And yet despite that fact, when I got to the end of the opinion and discovered that the sentence was a mandatory one -- life in prison -- that seemed harsh to me. Especially since two of the four (equally culpable) kidnappers, as a result of a guilty plea, only got eight years, and another one of the kidnappers (who agreed to testify) only got one year in prison. That seems wrong on both ends; I'd have been happier if the co-conspirators had to spend more time in prison and this guy slightly less.

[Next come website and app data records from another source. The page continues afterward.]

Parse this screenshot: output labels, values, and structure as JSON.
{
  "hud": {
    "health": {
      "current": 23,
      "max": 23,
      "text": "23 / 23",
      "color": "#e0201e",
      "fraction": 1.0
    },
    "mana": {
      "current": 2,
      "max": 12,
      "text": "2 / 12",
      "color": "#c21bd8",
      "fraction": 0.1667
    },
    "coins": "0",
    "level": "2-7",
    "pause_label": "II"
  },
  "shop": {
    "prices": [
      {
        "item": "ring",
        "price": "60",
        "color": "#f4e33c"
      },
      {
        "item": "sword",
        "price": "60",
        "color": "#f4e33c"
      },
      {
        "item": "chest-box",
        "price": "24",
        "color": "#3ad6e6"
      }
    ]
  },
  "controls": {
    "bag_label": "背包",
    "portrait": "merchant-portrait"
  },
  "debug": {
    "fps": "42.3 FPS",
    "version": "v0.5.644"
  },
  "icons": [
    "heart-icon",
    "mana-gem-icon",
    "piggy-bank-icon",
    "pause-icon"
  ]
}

I say all this, by the way, even though I'm extremely -- and some might say overly -- concerned about the ease of kidnapping. It seems like a very lucrative (and relatively easy) crime, at least as compared to your traditional drug dealing, bank robbery, etc. Which is why you've started to see a huge rise in this stuff in other nations (e.g., Mexico). So I do think we need to be incredibly careful here, and also super-deter this stuff lest it become more common. And yet in a particular case, in which no one is truly injured, it looks like my sentiment in this regard becomes fuzzy and not very hard core. Interesting.
Parenthetically, I must admit that I thought the way they kidnapped the guy here was fairly creative. It first looks like the kidnappers are pulling the usual "black van" job (though here the van is white), which pulls up alongside the victim in a shopping mall parking lot and the kidnappers try to push him in it. But that doesn't work: the victim struggles and breaks free, screaming for assistance. At which point a silver Honda pulls alongside and offers the victim help, and the victim jumps into the car through an open back window, and the Honda speeds away. Escape!
Except the Honda's in on it. That's the second group of kidnappers. Oopsies.